>>
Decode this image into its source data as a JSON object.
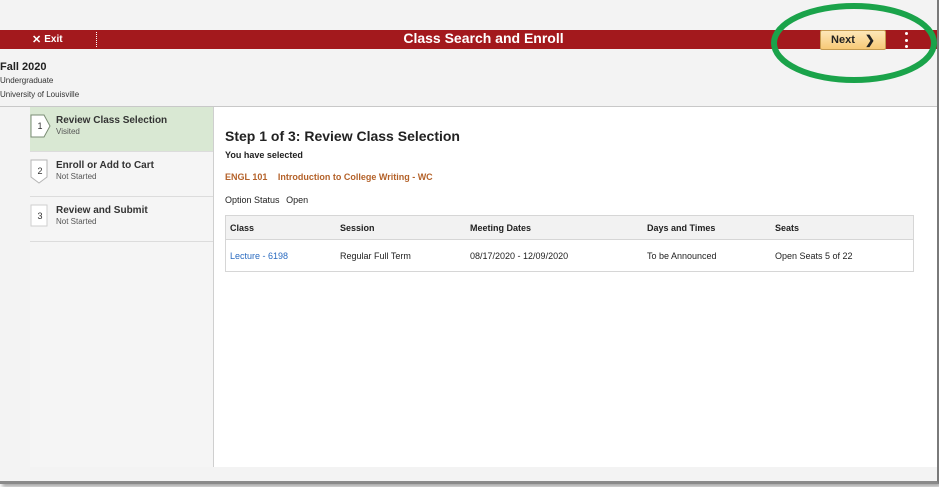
{
  "header": {
    "exit_label": "Exit",
    "title": "Class Search and Enroll",
    "next_label": "Next",
    "term": "Fall 2020",
    "career": "Undergraduate",
    "institution": "University of Louisville"
  },
  "steps": [
    {
      "number": "1",
      "title": "Review Class Selection",
      "status": "Visited"
    },
    {
      "number": "2",
      "title": "Enroll or Add to Cart",
      "status": "Not Started"
    },
    {
      "number": "3",
      "title": "Review and Submit",
      "status": "Not Started"
    }
  ],
  "main": {
    "heading": "Step 1 of 3: Review Class Selection",
    "selected_label": "You have selected",
    "course_code": "ENGL 101",
    "course_title": "Introduction to College Writing - WC",
    "option_status_label": "Option Status",
    "option_status_value": "Open",
    "table": {
      "headers": [
        "Class",
        "Session",
        "Meeting Dates",
        "Days and Times",
        "Seats"
      ],
      "rows": [
        [
          "Lecture - 6198",
          "Regular Full Term",
          "08/17/2020 - 12/09/2020",
          "To be Announced",
          "Open Seats 5 of 22"
        ]
      ]
    }
  },
  "colors": {
    "header_bar": "#a3191d",
    "active_step": "#d9e8d3",
    "course_text": "#b4622a",
    "link": "#2a6bc0",
    "annotation_circle": "#1aa34a"
  }
}
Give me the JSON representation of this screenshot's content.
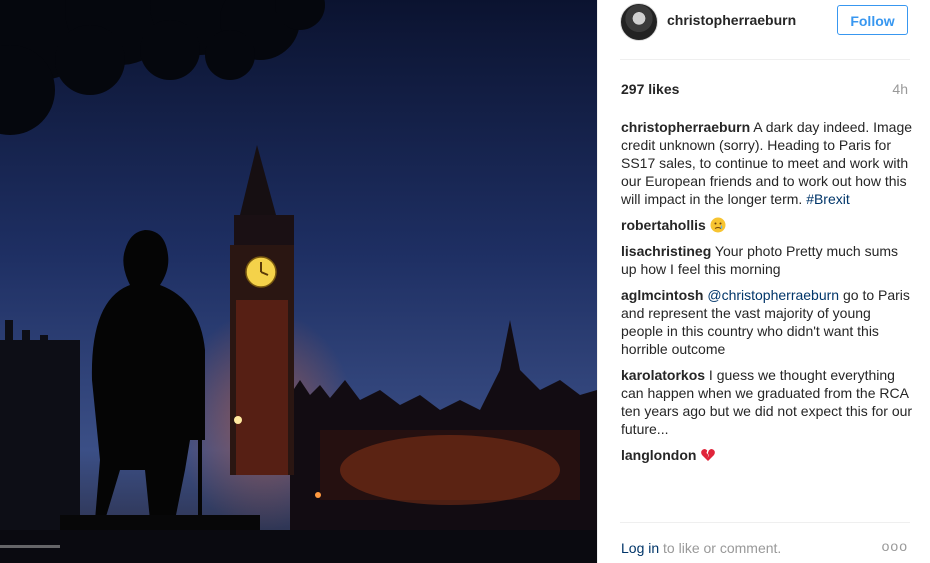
{
  "post": {
    "username": "christopherraeburn",
    "follow_label": "Follow",
    "likes": "297 likes",
    "time": "4h"
  },
  "caption": {
    "user": "christopherraeburn",
    "text": " A dark day indeed. Image credit unknown (sorry). Heading to Paris for SS17 sales, to continue to meet and work with our European friends and to work out how this will impact in the longer term. ",
    "hashtag": "#Brexit"
  },
  "comments": [
    {
      "user": "robertahollis",
      "text": " ",
      "emoji": "crying-face-icon"
    },
    {
      "user": "lisachristineg",
      "text": " Your photo Pretty much sums up how I feel this morning"
    },
    {
      "user": "aglmcintosh",
      "mention": "@christopherraeburn",
      "text": " go to Paris and represent the vast majority of young people in this country who didn't want this horrible outcome"
    },
    {
      "user": "karolatorkos",
      "text": " I guess we thought everything can happen when we graduated from the RCA ten years ago but we did not expect this for our future..."
    },
    {
      "user": "langlondon",
      "text": " ",
      "emoji": "broken-heart-icon"
    }
  ],
  "footer": {
    "login_label": "Log in",
    "rest": " to like or comment.",
    "more": "ooo"
  },
  "colors": {
    "accent": "#3897f0",
    "link": "#003569",
    "muted": "#999999"
  }
}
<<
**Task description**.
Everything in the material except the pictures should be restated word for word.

**Result of the task**.
Decode this image into its source data as a JSON object.
{
  "header": {
    "exit_label": "Exit",
    "title": "Class Search and Enroll",
    "next_label": "Next",
    "term": "Fall 2020",
    "career": "Undergraduate",
    "institution": "University of Louisville"
  },
  "steps": [
    {
      "number": "1",
      "title": "Review Class Selection",
      "status": "Visited"
    },
    {
      "number": "2",
      "title": "Enroll or Add to Cart",
      "status": "Not Started"
    },
    {
      "number": "3",
      "title": "Review and Submit",
      "status": "Not Started"
    }
  ],
  "main": {
    "heading": "Step 1 of 3: Review Class Selection",
    "selected_label": "You have selected",
    "course_code": "ENGL 101",
    "course_title": "Introduction to College Writing - WC",
    "option_status_label": "Option Status",
    "option_status_value": "Open",
    "table": {
      "headers": [
        "Class",
        "Session",
        "Meeting Dates",
        "Days and Times",
        "Seats"
      ],
      "rows": [
        [
          "Lecture - 6198",
          "Regular Full Term",
          "08/17/2020 - 12/09/2020",
          "To be Announced",
          "Open Seats 5 of 22"
        ]
      ]
    }
  },
  "colors": {
    "header_bar": "#a3191d",
    "active_step": "#d9e8d3",
    "course_text": "#b4622a",
    "link": "#2a6bc0",
    "annotation_circle": "#1aa34a"
  }
}
Give me the JSON representation of this screenshot's content.
{
  "post": {
    "username": "christopherraeburn",
    "follow_label": "Follow",
    "likes": "297 likes",
    "time": "4h"
  },
  "caption": {
    "user": "christopherraeburn",
    "text": " A dark day indeed. Image credit unknown (sorry). Heading to Paris for SS17 sales, to continue to meet and work with our European friends and to work out how this will impact in the longer term. ",
    "hashtag": "#Brexit"
  },
  "comments": [
    {
      "user": "robertahollis",
      "text": " ",
      "emoji": "crying-face-icon"
    },
    {
      "user": "lisachristineg",
      "text": " Your photo Pretty much sums up how I feel this morning"
    },
    {
      "user": "aglmcintosh",
      "mention": "@christopherraeburn",
      "text": " go to Paris and represent the vast majority of young people in this country who didn't want this horrible outcome"
    },
    {
      "user": "karolatorkos",
      "text": " I guess we thought everything can happen when we graduated from the RCA ten years ago but we did not expect this for our future..."
    },
    {
      "user": "langlondon",
      "text": " ",
      "emoji": "broken-heart-icon"
    }
  ],
  "footer": {
    "login_label": "Log in",
    "rest": " to like or comment.",
    "more": "ooo"
  },
  "colors": {
    "accent": "#3897f0",
    "link": "#003569",
    "muted": "#999999"
  }
}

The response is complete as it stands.